Fanny Crosby


Fanny Crosby : biography

March 24, 1820 – February 12, 1915

At six weeks old, Crosby caught a cold and developed inflammation of the eyes. Mustard poultices were applied to treat the discharges. According to Crosby, this procedure damaged her optic nerves and blinded her. Many physicians today, however, "suggest it is much more likely that her blindness was congenital",Blumhofer (2005), p. 15. and that "at such an early age her sightless condition may well have escaped her parents"."Fanny Crosby: The Early Years", Leben: A Journal of Reformation Life 4:3 (July–September 2008) In 1820 John Crosby died, so Crosby was raised by her mother and maternal grandmother, Eunice Paddock Crosby (born about 1778; died about 1831).Edith L. Blumhofer, Her Heart Can See: The Hymns and Life of Fanny Crosby (Wm. B. Eerdmans, 2005):14,27. These women grounded Crosby in Protestant Christian principles, helping her, for example, memorize long passages from the Bible. Crosby became an active member of the John Street Methodist Episcopal Church in New York City.

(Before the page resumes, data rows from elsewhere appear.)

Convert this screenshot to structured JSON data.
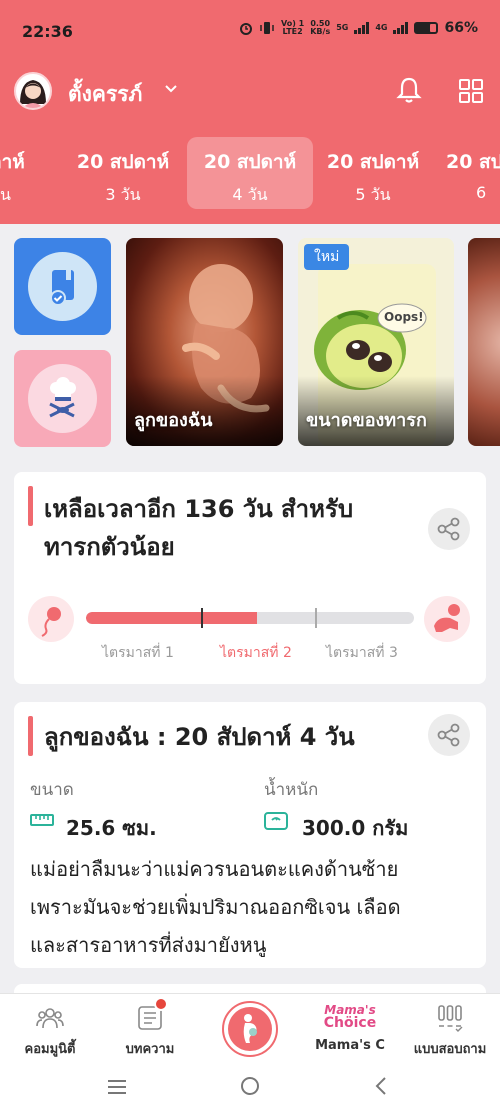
{
  "status_bar": {
    "time": "22:36",
    "net_line1": "Vo) 1",
    "net_line2": "LTE2",
    "speed_line1": "0.50",
    "speed_line2": "KB/s",
    "net_5g": "5G",
    "net_4g": "4G",
    "battery": "66%"
  },
  "header": {
    "username": "ตั้งครรภ์",
    "weeks": [
      {
        "week": "ปดาห์",
        "days": "วัน"
      },
      {
        "week": "20 สปดาห์",
        "days": "3 วัน"
      },
      {
        "week": "20 สปดาห์",
        "days": "4 วัน"
      },
      {
        "week": "20 สปดาห์",
        "days": "5 วัน"
      },
      {
        "week": "20 สป",
        "days": "6"
      }
    ]
  },
  "tiles": {
    "card_fetus_label": "ลูกของฉัน",
    "card_size_label": "ขนาดของทารก",
    "card_size_badge": "ใหม่",
    "oops_text": "Oops!"
  },
  "countdown": {
    "title_line1": "เหลือเวลาอีก 136 วัน สำหรับ",
    "title_line2": "ทารกตัวน้อย",
    "progress": 0.52,
    "trimesters": [
      "ไตรมาสที่ 1",
      "ไตรมาสที่ 2",
      "ไตรมาสที่ 3"
    ],
    "active_trimester": 2
  },
  "baby": {
    "title": "ลูกของฉัน : 20 สัปดาห์ 4  วัน",
    "size_label": "ขนาด",
    "size_value": "25.6 ซม.",
    "weight_label": "น้ำหนัก",
    "weight_value": "300.0 กรัม",
    "body_line1": "แม่อย่าลืมนะว่าแม่ควรนอนตะแคงด้านซ้าย",
    "body_line2": "เพราะมันจะช่วยเพิ่มปริมาณออกซิเจน เลือด",
    "body_line3": "และสารอาหารที่ส่งมายังหนู"
  },
  "bottom_nav": {
    "community": "คอมมูนิตี้",
    "articles": "บทความ",
    "mamas_logo_1": "Mama's",
    "mamas_logo_2": "Chöice",
    "mamas": "Mama's C",
    "survey": "แบบสอบถาม"
  },
  "colors": {
    "brand": "#f06a6f",
    "blue": "#3d83e6",
    "pink_tile": "#f8a9b8"
  }
}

When Crosby was aged three, the family moved to North Salem, New York, where Eunice had been raised.Blumhofer (2005), p . 13. In April 1825 Crosby was examined by Valentine Mott, who Neptune has called "America’s premier surgeon". He concluded that Crosby’s condition was inoperable and that her blindness was permanent.

At the age of eight Crosby wrote her first poem, which described her condition. Crosby later remarked: "It seemed intended by the blessed providence of God that I should be blind all my life, and I thank him for the dispensation. If perfect earthly sight were offered me tomorrow I would not accept it. I might not have sung hymns to the praise of God if I had been distracted by the beautiful and interesting things about me.""Fanny Crosby; America’s Hymn Queen", Glimpses of Christian History 198, and Crosby was then raised by her mother and maternal grandmother, Eunice.Blumhofer (2005), pp. 14, 27. Crosby also once said, "when I get to heaven, the first face that shall ever gladden my sight will be that of my Savior". When asked about her blindness, Crosby was reported as saying that "had it not been for her affliction she might not have so good an education or have so great an influence, and certainly not so fine a memory".Annie Isabel Willis, "A Blind Hymn Writer", Daily True American (August 1, 1889):2.

In 1828, Mercy and Crosby moved to the home of a Mrs. Hawley in Ridgefield, Connecticut.Neptune (2001), p. 242. While residing in Ridgefield, they attended the Presbyterian church on the Village Green.Crosby (1906), p. 6. Crosby’s mother and grandmother grounded Crosby in Protestant Christian principles, helping her, for example, memorize long passages from the Bible. Historian Edith L. Blumhofer described the Crosby home environment as sustained by "an abiding Christian faith".Blumhofer (2005), p. 16. With the encouragement of her grandmother, and later Mrs. Hawley, from the age of ten, Crosby had memorized five chapters of the Bible each week, until by the age of fifteen Crosby had memorized the four gospels, the Pentateuch, the Book of Proverbs, the Song of Solomon, and many of the Psalms., Severance, Diane; Glimpses of Christian History 30 From 1832, a music teacher came to Ridgefield twice a week to give singing lessons to Crosby and some of the other children.Crosby (1906), p. 8. Around the same time, Crosby attended her first Methodist church services at the Methodist Episcopal Church where she was delighted by their hymns.Blumhofer (2005), p. 25.

In 1835, just before her 15th birthday, Crosby enrolled at the New York Institution for the Blind (NYIB),Blumhofer (2005), p. 30. a state-financed school. She remained there for eight years as a student, and another two years as a graduate pupil,Blumhofer (2005), p. 71. during which she learned to play the piano, organ, harp, and guitar, and became a good soprano singer. While Crosby was studying at NYIB, in 1838 her mother Mercy Crosby remarried and the couple had three children together.Neptune (2001), p. 8. Mercy’s husband abandoned her in 1844.Blumhofer (2005), pp. 118–121.